How to disarm breast cancer’s “secret weapon”

It’s been five years since Angelina Jolie dropped her bombshell editorial in The New York Times. And while people may not be talking about her double mastectomy anymore, the conversation about BRCA — the gene that increases susceptibility to breast cancer — is still alive and well.

The mere mention of this lethal gene sends most women into a panic. And for good reason. Certain BRCA mutations combined with a family history of the disease put a woman’s risk for breast cancer at 85 percent, and risk for ovarian cancer at around 50 percent.

But as scary as they may be, these statistics are only part of the story. That’s why I want to share the following study with you today.

A team of researchers recently looked at breast tissue samples from 82 different BRCA carriers. And sure enough, they found a significant connection between BMI and levels of DNA damage in normal breast tissue.

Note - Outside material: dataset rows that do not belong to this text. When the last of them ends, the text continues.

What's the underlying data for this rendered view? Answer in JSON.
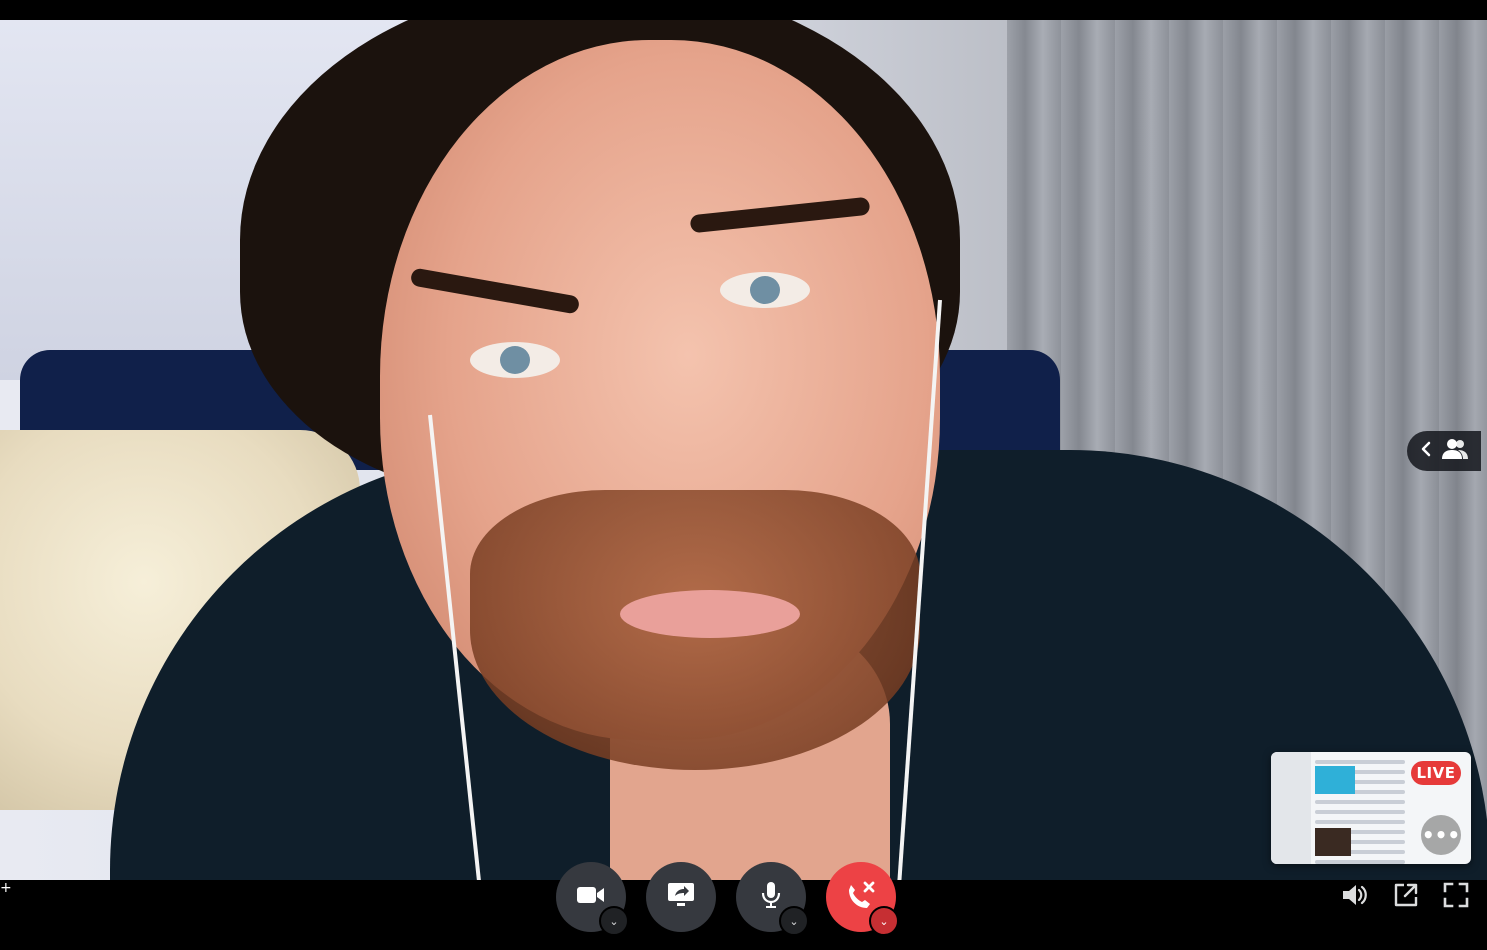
{
  "stage": {
    "participant_video": "participant-video"
  },
  "participants_toggle": {
    "icons": [
      "chevron-left-icon",
      "people-icon"
    ]
  },
  "pip": {
    "live_label": "LIVE",
    "more_icon": "more-icon",
    "more_label": "•••"
  },
  "controls": {
    "camera": {
      "icon": "camera-icon"
    },
    "screen_share": {
      "icon": "screen-share-icon"
    },
    "microphone": {
      "icon": "microphone-icon"
    },
    "disconnect": {
      "icon": "hangup-icon",
      "color": "#ed4245"
    },
    "caret_label": "⌄",
    "add_label": "+"
  },
  "right_controls": {
    "volume": {
      "icon": "volume-icon"
    },
    "popout": {
      "icon": "popout-icon"
    },
    "fullscreen": {
      "icon": "fullscreen-icon"
    }
  },
  "colors": {
    "bar_background": "#000000",
    "button_background": "#36393f",
    "danger": "#ed4245",
    "live_badge": "#e63a3a"
  }
}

Specifically, obesity was linked to increased DNA damage in both BRCA and non-BRCA samples. But the effect was much more pronounced in breast tissue from the BRCA positive women.

These findings are crucial for a couple reasons. First, it’s proof positive that obesity directly impacts breast cells. But more importantly, it shows that BRCA carriers may be able to ward off what is largely considered to be an inevitable breast cancer diagnosis, simply by keeping their weight in check.

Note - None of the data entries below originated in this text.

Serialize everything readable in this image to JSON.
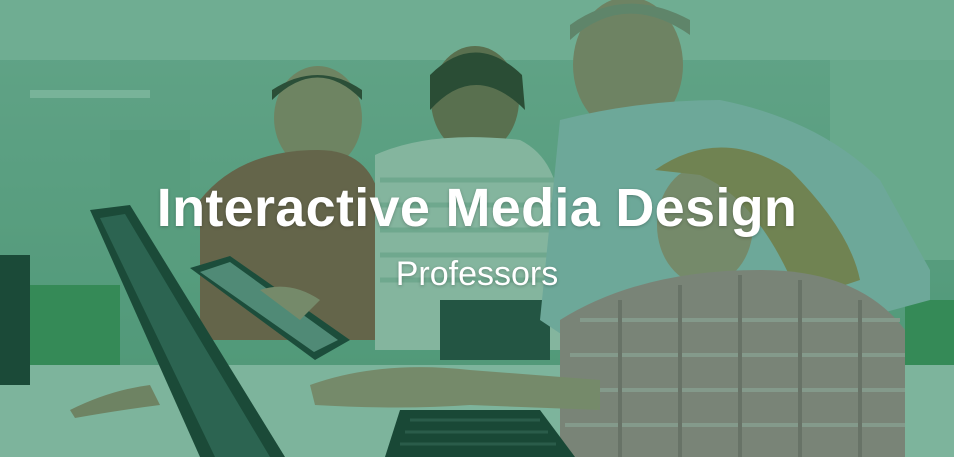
{
  "banner": {
    "title": "Interactive Media Design",
    "subtitle": "Professors"
  }
}
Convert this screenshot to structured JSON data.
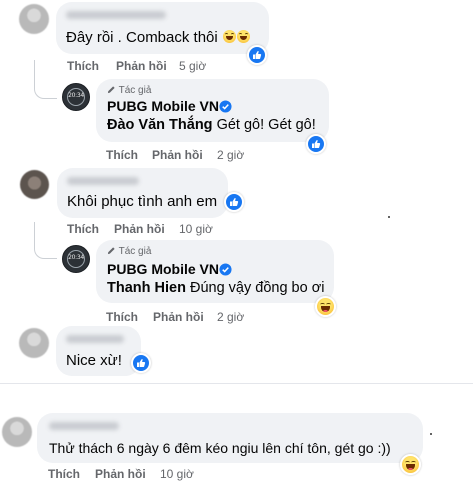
{
  "actions": {
    "like": "Thích",
    "reply": "Phản hồi"
  },
  "page_author_badge": "Tác giả",
  "page_avatar_text": "20:34",
  "comments": [
    {
      "text": "Đây rồi . Comback thôi",
      "time": "5 giờ",
      "reaction": "like-icon"
    },
    {
      "reply_name": "PUBG Mobile VN",
      "tagged": "Đào Văn Thắng",
      "text": "Gét gô! Gét gô!",
      "time": "2 giờ",
      "reaction": "like-icon"
    },
    {
      "text": "Khôi phục tình anh em",
      "time": "10 giờ",
      "reaction": "like-icon"
    },
    {
      "reply_name": "PUBG Mobile VN",
      "tagged": "Thanh Hien",
      "text": "Đúng vậy đồng bo ơi",
      "time": "2 giờ",
      "reaction": "haha-icon"
    },
    {
      "text": "Nice xừ!",
      "reaction": "like-icon"
    },
    {
      "text": "Thử thách 6 ngày 6 đêm kéo ngiu lên chí tôn, gét go :))",
      "time": "10 giờ",
      "reaction": "haha-icon"
    }
  ],
  "colors": {
    "like_blue": "#1877f2",
    "bubble": "#f0f2f5",
    "meta_gray": "#65676b"
  }
}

I’ve said it here before, but it bears repeating. The choice to get tested for BRCA is a personal one — one that only you can make. And decisions about what to do with those results are even more personal. The stakes are high, and none of it should be taken lightly.

With that said, as a doctor, I feel it’s important to remind my patients that you do have a choice. And preventive double mastectomy is not the only option.

It’s not necessarily the one I recommend, either. Instead, I typically suggest very close monitoring — with breast ultrasound and/or MRIs twice per year. (You know how I feel about mammograms. It’s not worth risking the radiation.)

I also suggest targeted nutritional supplementation, which I discuss in great detail in my upcoming cancer protocol, set to be released this summer (stay tuned here for updates). And most importantly, focusing on the quality of your diet should be priority No. 1. My A-List Diet is a great place to start to get yourself on the right track.

But for a more complete discussion of how to approach BRCA — both testing for it and deciding what to do with the results — I urge you to go back and read the August 2013 issue of my monthly newsletter, Logical Health Alternatives.

The article will help guide you through your options. Whether you know your BRCA status — or you’re still weighing the decision to find out — I want to prepare you to make a choice that you can live with, one way or the other.

Subscribers have full access to this issue, and more, in my archives. (Simple log into the Subscribers section of my website,, with your username and password.) And if you haven’t signed up yet, consider taking the plunge today. I promise you won’t regret it.